▶ _Directions_
Please repeat the records word for word and skip the pictures.

▶ _Source information_
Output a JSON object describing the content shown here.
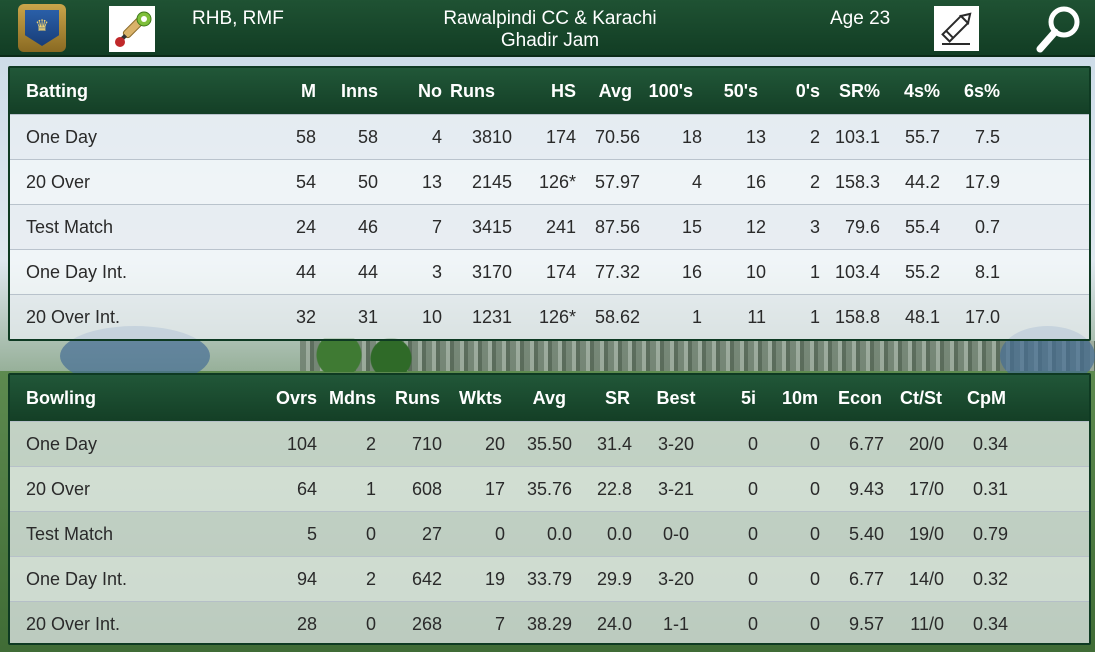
{
  "header": {
    "role": "RHB, RMF",
    "team_line1": "Rawalpindi CC & Karachi",
    "team_line2": "Ghadir Jam",
    "age": "Age 23",
    "icons": [
      "crest-icon",
      "cricket-bat-ball-icon",
      "pencil-edit-icon",
      "search-icon"
    ]
  },
  "batting": {
    "title": "Batting",
    "columns": [
      "M",
      "Inns",
      "No",
      "Runs",
      "HS",
      "Avg",
      "100's",
      "50's",
      "0's",
      "SR%",
      "4s%",
      "6s%"
    ],
    "rows": [
      {
        "label": "One Day",
        "values": [
          "58",
          "58",
          "4",
          "3810",
          "174",
          "70.56",
          "18",
          "13",
          "2",
          "103.1",
          "55.7",
          "7.5"
        ]
      },
      {
        "label": "20 Over",
        "values": [
          "54",
          "50",
          "13",
          "2145",
          "126*",
          "57.97",
          "4",
          "16",
          "2",
          "158.3",
          "44.2",
          "17.9"
        ]
      },
      {
        "label": "Test Match",
        "values": [
          "24",
          "46",
          "7",
          "3415",
          "241",
          "87.56",
          "15",
          "12",
          "3",
          "79.6",
          "55.4",
          "0.7"
        ]
      },
      {
        "label": "One Day Int.",
        "values": [
          "44",
          "44",
          "3",
          "3170",
          "174",
          "77.32",
          "16",
          "10",
          "1",
          "103.4",
          "55.2",
          "8.1"
        ]
      },
      {
        "label": "20 Over Int.",
        "values": [
          "32",
          "31",
          "10",
          "1231",
          "126*",
          "58.62",
          "1",
          "11",
          "1",
          "158.8",
          "48.1",
          "17.0"
        ]
      }
    ]
  },
  "bowling": {
    "title": "Bowling",
    "columns": [
      "Ovrs",
      "Mdns",
      "Runs",
      "Wkts",
      "Avg",
      "SR",
      "Best",
      "5i",
      "10m",
      "Econ",
      "Ct/St",
      "CpM"
    ],
    "rows": [
      {
        "label": "One Day",
        "values": [
          "104",
          "2",
          "710",
          "20",
          "35.50",
          "31.4",
          "3-20",
          "0",
          "0",
          "6.77",
          "20/0",
          "0.34"
        ]
      },
      {
        "label": "20 Over",
        "values": [
          "64",
          "1",
          "608",
          "17",
          "35.76",
          "22.8",
          "3-21",
          "0",
          "0",
          "9.43",
          "17/0",
          "0.31"
        ]
      },
      {
        "label": "Test Match",
        "values": [
          "5",
          "0",
          "27",
          "0",
          "0.0",
          "0.0",
          "0-0",
          "0",
          "0",
          "5.40",
          "19/0",
          "0.79"
        ]
      },
      {
        "label": "One Day Int.",
        "values": [
          "94",
          "2",
          "642",
          "19",
          "33.79",
          "29.9",
          "3-20",
          "0",
          "0",
          "6.77",
          "14/0",
          "0.32"
        ]
      },
      {
        "label": "20 Over Int.",
        "values": [
          "28",
          "0",
          "268",
          "7",
          "38.29",
          "24.0",
          "1-1",
          "0",
          "0",
          "9.57",
          "11/0",
          "0.34"
        ]
      }
    ]
  },
  "colors": {
    "header_green": "#1f5233",
    "header_dark": "#123d24",
    "row_light": "#f5f8fa",
    "text_dark": "#2a2a2a"
  }
}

▶ _Completed exercise_
Output a JSON object describing the content shown here.
{
  "header": {
    "role": "RHB, RMF",
    "team_line1": "Rawalpindi CC & Karachi",
    "team_line2": "Ghadir Jam",
    "age": "Age 23",
    "icons": [
      "crest-icon",
      "cricket-bat-ball-icon",
      "pencil-edit-icon",
      "search-icon"
    ]
  },
  "batting": {
    "title": "Batting",
    "columns": [
      "M",
      "Inns",
      "No",
      "Runs",
      "HS",
      "Avg",
      "100's",
      "50's",
      "0's",
      "SR%",
      "4s%",
      "6s%"
    ],
    "rows": [
      {
        "label": "One Day",
        "values": [
          "58",
          "58",
          "4",
          "3810",
          "174",
          "70.56",
          "18",
          "13",
          "2",
          "103.1",
          "55.7",
          "7.5"
        ]
      },
      {
        "label": "20 Over",
        "values": [
          "54",
          "50",
          "13",
          "2145",
          "126*",
          "57.97",
          "4",
          "16",
          "2",
          "158.3",
          "44.2",
          "17.9"
        ]
      },
      {
        "label": "Test Match",
        "values": [
          "24",
          "46",
          "7",
          "3415",
          "241",
          "87.56",
          "15",
          "12",
          "3",
          "79.6",
          "55.4",
          "0.7"
        ]
      },
      {
        "label": "One Day Int.",
        "values": [
          "44",
          "44",
          "3",
          "3170",
          "174",
          "77.32",
          "16",
          "10",
          "1",
          "103.4",
          "55.2",
          "8.1"
        ]
      },
      {
        "label": "20 Over Int.",
        "values": [
          "32",
          "31",
          "10",
          "1231",
          "126*",
          "58.62",
          "1",
          "11",
          "1",
          "158.8",
          "48.1",
          "17.0"
        ]
      }
    ]
  },
  "bowling": {
    "title": "Bowling",
    "columns": [
      "Ovrs",
      "Mdns",
      "Runs",
      "Wkts",
      "Avg",
      "SR",
      "Best",
      "5i",
      "10m",
      "Econ",
      "Ct/St",
      "CpM"
    ],
    "rows": [
      {
        "label": "One Day",
        "values": [
          "104",
          "2",
          "710",
          "20",
          "35.50",
          "31.4",
          "3-20",
          "0",
          "0",
          "6.77",
          "20/0",
          "0.34"
        ]
      },
      {
        "label": "20 Over",
        "values": [
          "64",
          "1",
          "608",
          "17",
          "35.76",
          "22.8",
          "3-21",
          "0",
          "0",
          "9.43",
          "17/0",
          "0.31"
        ]
      },
      {
        "label": "Test Match",
        "values": [
          "5",
          "0",
          "27",
          "0",
          "0.0",
          "0.0",
          "0-0",
          "0",
          "0",
          "5.40",
          "19/0",
          "0.79"
        ]
      },
      {
        "label": "One Day Int.",
        "values": [
          "94",
          "2",
          "642",
          "19",
          "33.79",
          "29.9",
          "3-20",
          "0",
          "0",
          "6.77",
          "14/0",
          "0.32"
        ]
      },
      {
        "label": "20 Over Int.",
        "values": [
          "28",
          "0",
          "268",
          "7",
          "38.29",
          "24.0",
          "1-1",
          "0",
          "0",
          "9.57",
          "11/0",
          "0.34"
        ]
      }
    ]
  },
  "colors": {
    "header_green": "#1f5233",
    "header_dark": "#123d24",
    "row_light": "#f5f8fa",
    "text_dark": "#2a2a2a"
  }
}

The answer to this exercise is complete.